FRANKFORT, Ky. (AP) -- Drug companies that produce cold medicines containing pseudoephedrine -- a main ingredient in methamphetamine -- don't want Kentucky to require a prescription for the drugs.
A representative of companies that produce cold medicines suggested to the Interim Joint Committee on the Judiciary on Friday that lawmakers consider an alternative.
Carlos Gutierrez, with the Consumer Healthcare Products Association, said those convicted of meth crimes could be placed on a registry of people banned from buying the drugs, according to the Lexington Herald-Leader.
But Dan Smoot, who leads a drug task force in southeastern Kentucky, said a registry would not work because most of the people who make meth don't buy the cold medicines themselves.
A proposal to require prescriptions was hotly debated this year but never passed.
(Copyright 2011 by The Associated Press. All Rights Reserved.)
To comment, the following rules must be followed:
Comments may be monitored for inappropriate content, but the station is under no legal obligation to do so.
If you believe a comment violates the above rules, please use the Flagging Tool to alert a Moderator.
Flagging does not guarantee removal.
Multiple violations may result in account suspension.
Decisions to suspend or unsuspend accounts are made by Station Moderators.
Links require admin approval before posting.
Questions may be sent to email@example.com. Please provide detailed information.
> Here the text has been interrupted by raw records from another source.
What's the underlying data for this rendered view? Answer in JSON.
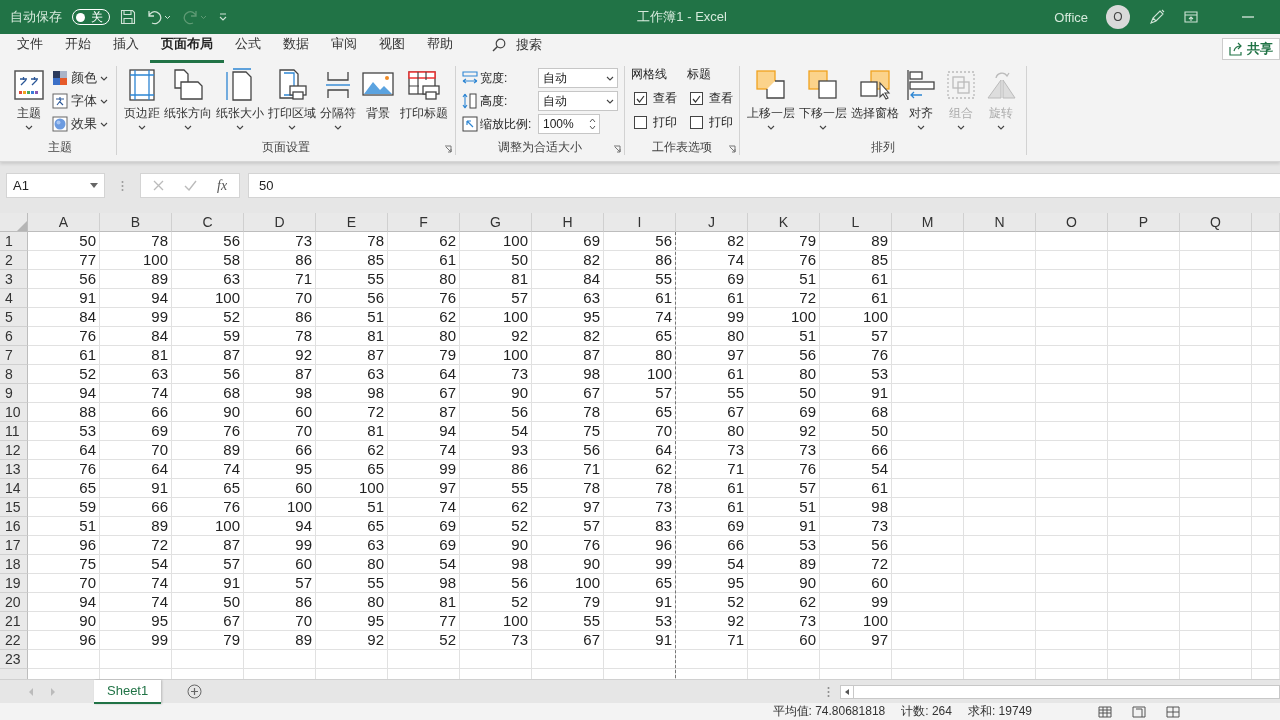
{
  "title_bar": {
    "autosave_label": "自动保存",
    "autosave": {
      "on": false,
      "label": "关"
    },
    "title": "工作簿1  -  Excel",
    "account": "Office",
    "avatar": "O"
  },
  "menu_tabs": [
    {
      "label": "文件",
      "selected": false
    },
    {
      "label": "开始",
      "selected": false
    },
    {
      "label": "插入",
      "selected": false
    },
    {
      "label": "页面布局",
      "selected": true
    },
    {
      "label": "公式",
      "selected": false
    },
    {
      "label": "数据",
      "selected": false
    },
    {
      "label": "审阅",
      "selected": false
    },
    {
      "label": "视图",
      "selected": false
    },
    {
      "label": "帮助",
      "selected": false
    }
  ],
  "search": "搜索",
  "share": "共享",
  "ribbon": {
    "groups": [
      {
        "label": "主题",
        "launcher": false,
        "items": [
          {
            "kind": "large",
            "label": "主题",
            "caret": true,
            "disabled": false
          },
          {
            "kind": "stack",
            "items": [
              {
                "label": "颜色",
                "caret": true
              },
              {
                "label": "字体",
                "caret": true
              },
              {
                "label": "效果",
                "caret": true
              }
            ]
          }
        ]
      },
      {
        "label": "页面设置",
        "launcher": true,
        "items": [
          {
            "kind": "large",
            "label": "页边距",
            "caret": true,
            "disabled": false
          },
          {
            "kind": "large",
            "label": "纸张方向",
            "caret": true,
            "disabled": false
          },
          {
            "kind": "large",
            "label": "纸张大小",
            "caret": true,
            "disabled": false
          },
          {
            "kind": "large",
            "label": "打印区域",
            "caret": true,
            "disabled": false
          },
          {
            "kind": "large",
            "label": "分隔符",
            "caret": true,
            "disabled": false
          },
          {
            "kind": "large",
            "label": "背景",
            "caret": false,
            "disabled": false
          },
          {
            "kind": "large",
            "label": "打印标题",
            "caret": false,
            "disabled": false
          }
        ]
      },
      {
        "label": "调整为合适大小",
        "launcher": true,
        "items": [
          {
            "kind": "fields",
            "items": [
              {
                "label": "宽度:",
                "value": "自动",
                "kind": "dropdown"
              },
              {
                "label": "高度:",
                "value": "自动",
                "kind": "dropdown"
              },
              {
                "label": "缩放比例:",
                "value": "100%",
                "kind": "spinner"
              }
            ]
          }
        ]
      },
      {
        "label": "工作表选项",
        "launcher": true,
        "items": [
          {
            "kind": "checks",
            "columns": [
              {
                "title": "网格线",
                "options": [
                  {
                    "label": "查看",
                    "checked": true
                  },
                  {
                    "label": "打印",
                    "checked": false
                  }
                ]
              },
              {
                "title": "标题",
                "options": [
                  {
                    "label": "查看",
                    "checked": true
                  },
                  {
                    "label": "打印",
                    "checked": false
                  }
                ]
              }
            ]
          }
        ]
      },
      {
        "label": "排列",
        "launcher": false,
        "items": [
          {
            "kind": "large",
            "label": "上移一层",
            "caret": true,
            "disabled": false
          },
          {
            "kind": "large",
            "label": "下移一层",
            "caret": true,
            "disabled": false
          },
          {
            "kind": "large",
            "label": "选择窗格",
            "caret": false,
            "disabled": false
          },
          {
            "kind": "large",
            "label": "对齐",
            "caret": true,
            "disabled": false
          },
          {
            "kind": "large",
            "label": "组合",
            "caret": true,
            "disabled": true
          },
          {
            "kind": "large",
            "label": "旋转",
            "caret": true,
            "disabled": true
          }
        ]
      }
    ]
  },
  "formula_bar": {
    "name_box": "A1",
    "function_label": "fx",
    "formula": "50"
  },
  "sheet": {
    "columns": [
      {
        "label": "A",
        "page_break": false
      },
      {
        "label": "B",
        "page_break": false
      },
      {
        "label": "C",
        "page_break": false
      },
      {
        "label": "D",
        "page_break": false
      },
      {
        "label": "E",
        "page_break": false
      },
      {
        "label": "F",
        "page_break": false
      },
      {
        "label": "G",
        "page_break": false
      },
      {
        "label": "H",
        "page_break": false
      },
      {
        "label": "I",
        "page_break": true
      },
      {
        "label": "J",
        "page_break": false
      },
      {
        "label": "K",
        "page_break": false
      },
      {
        "label": "L",
        "page_break": false
      },
      {
        "label": "M",
        "page_break": false
      },
      {
        "label": "N",
        "page_break": false
      },
      {
        "label": "O",
        "page_break": false
      },
      {
        "label": "P",
        "page_break": false
      },
      {
        "label": "Q",
        "page_break": false
      }
    ],
    "rows": [
      {
        "header": "1",
        "cells": [
          "50",
          "78",
          "56",
          "73",
          "78",
          "62",
          "100",
          "69",
          "56",
          "82",
          "79",
          "89"
        ]
      },
      {
        "header": "2",
        "cells": [
          "77",
          "100",
          "58",
          "86",
          "85",
          "61",
          "50",
          "82",
          "86",
          "74",
          "76",
          "85"
        ]
      },
      {
        "header": "3",
        "cells": [
          "56",
          "89",
          "63",
          "71",
          "55",
          "80",
          "81",
          "84",
          "55",
          "69",
          "51",
          "61"
        ]
      },
      {
        "header": "4",
        "cells": [
          "91",
          "94",
          "100",
          "70",
          "56",
          "76",
          "57",
          "63",
          "61",
          "61",
          "72",
          "61"
        ]
      },
      {
        "header": "5",
        "cells": [
          "84",
          "99",
          "52",
          "86",
          "51",
          "62",
          "100",
          "95",
          "74",
          "99",
          "100",
          "100"
        ]
      },
      {
        "header": "6",
        "cells": [
          "76",
          "84",
          "59",
          "78",
          "81",
          "80",
          "92",
          "82",
          "65",
          "80",
          "51",
          "57"
        ]
      },
      {
        "header": "7",
        "cells": [
          "61",
          "81",
          "87",
          "92",
          "87",
          "79",
          "100",
          "87",
          "80",
          "97",
          "56",
          "76"
        ]
      },
      {
        "header": "8",
        "cells": [
          "52",
          "63",
          "56",
          "87",
          "63",
          "64",
          "73",
          "98",
          "100",
          "61",
          "80",
          "53"
        ]
      },
      {
        "header": "9",
        "cells": [
          "94",
          "74",
          "68",
          "98",
          "98",
          "67",
          "90",
          "67",
          "57",
          "55",
          "50",
          "91"
        ]
      },
      {
        "header": "10",
        "cells": [
          "88",
          "66",
          "90",
          "60",
          "72",
          "87",
          "56",
          "78",
          "65",
          "67",
          "69",
          "68"
        ]
      },
      {
        "header": "11",
        "cells": [
          "53",
          "69",
          "76",
          "70",
          "81",
          "94",
          "54",
          "75",
          "70",
          "80",
          "92",
          "50"
        ]
      },
      {
        "header": "12",
        "cells": [
          "64",
          "70",
          "89",
          "66",
          "62",
          "74",
          "93",
          "56",
          "64",
          "73",
          "73",
          "66"
        ]
      },
      {
        "header": "13",
        "cells": [
          "76",
          "64",
          "74",
          "95",
          "65",
          "99",
          "86",
          "71",
          "62",
          "71",
          "76",
          "54"
        ]
      },
      {
        "header": "14",
        "cells": [
          "65",
          "91",
          "65",
          "60",
          "100",
          "97",
          "55",
          "78",
          "78",
          "61",
          "57",
          "61"
        ]
      },
      {
        "header": "15",
        "cells": [
          "59",
          "66",
          "76",
          "100",
          "51",
          "74",
          "62",
          "97",
          "73",
          "61",
          "51",
          "98"
        ]
      },
      {
        "header": "16",
        "cells": [
          "51",
          "89",
          "100",
          "94",
          "65",
          "69",
          "52",
          "57",
          "83",
          "69",
          "91",
          "73"
        ]
      },
      {
        "header": "17",
        "cells": [
          "96",
          "72",
          "87",
          "99",
          "63",
          "69",
          "90",
          "76",
          "96",
          "66",
          "53",
          "56"
        ]
      },
      {
        "header": "18",
        "cells": [
          "75",
          "54",
          "57",
          "60",
          "80",
          "54",
          "98",
          "90",
          "99",
          "54",
          "89",
          "72"
        ]
      },
      {
        "header": "19",
        "cells": [
          "70",
          "74",
          "91",
          "57",
          "55",
          "98",
          "56",
          "100",
          "65",
          "95",
          "90",
          "60"
        ]
      },
      {
        "header": "20",
        "cells": [
          "94",
          "74",
          "50",
          "86",
          "80",
          "81",
          "52",
          "79",
          "91",
          "52",
          "62",
          "99"
        ]
      },
      {
        "header": "21",
        "cells": [
          "90",
          "95",
          "67",
          "70",
          "95",
          "77",
          "100",
          "55",
          "53",
          "92",
          "73",
          "100"
        ]
      },
      {
        "header": "22",
        "cells": [
          "96",
          "99",
          "79",
          "89",
          "92",
          "52",
          "73",
          "67",
          "91",
          "71",
          "60",
          "97"
        ]
      },
      {
        "header": "23",
        "cells": []
      }
    ]
  },
  "sheet_tabs": [
    {
      "label": "Sheet1",
      "selected": true
    }
  ],
  "status_bar": [
    "平均值: 74.80681818",
    "计数: 264",
    "求和: 19749"
  ]
}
Viewers with disabilities can get assistance accessing this station's FCC Public Inspection File by contacting the station with the information listed below. Questions or concerns relating to the accessibility of the FCC's online public file system should be directed to the FCC at 888-225-5322, 888-835-5322 (TTY), or firstname.lastname@example.org.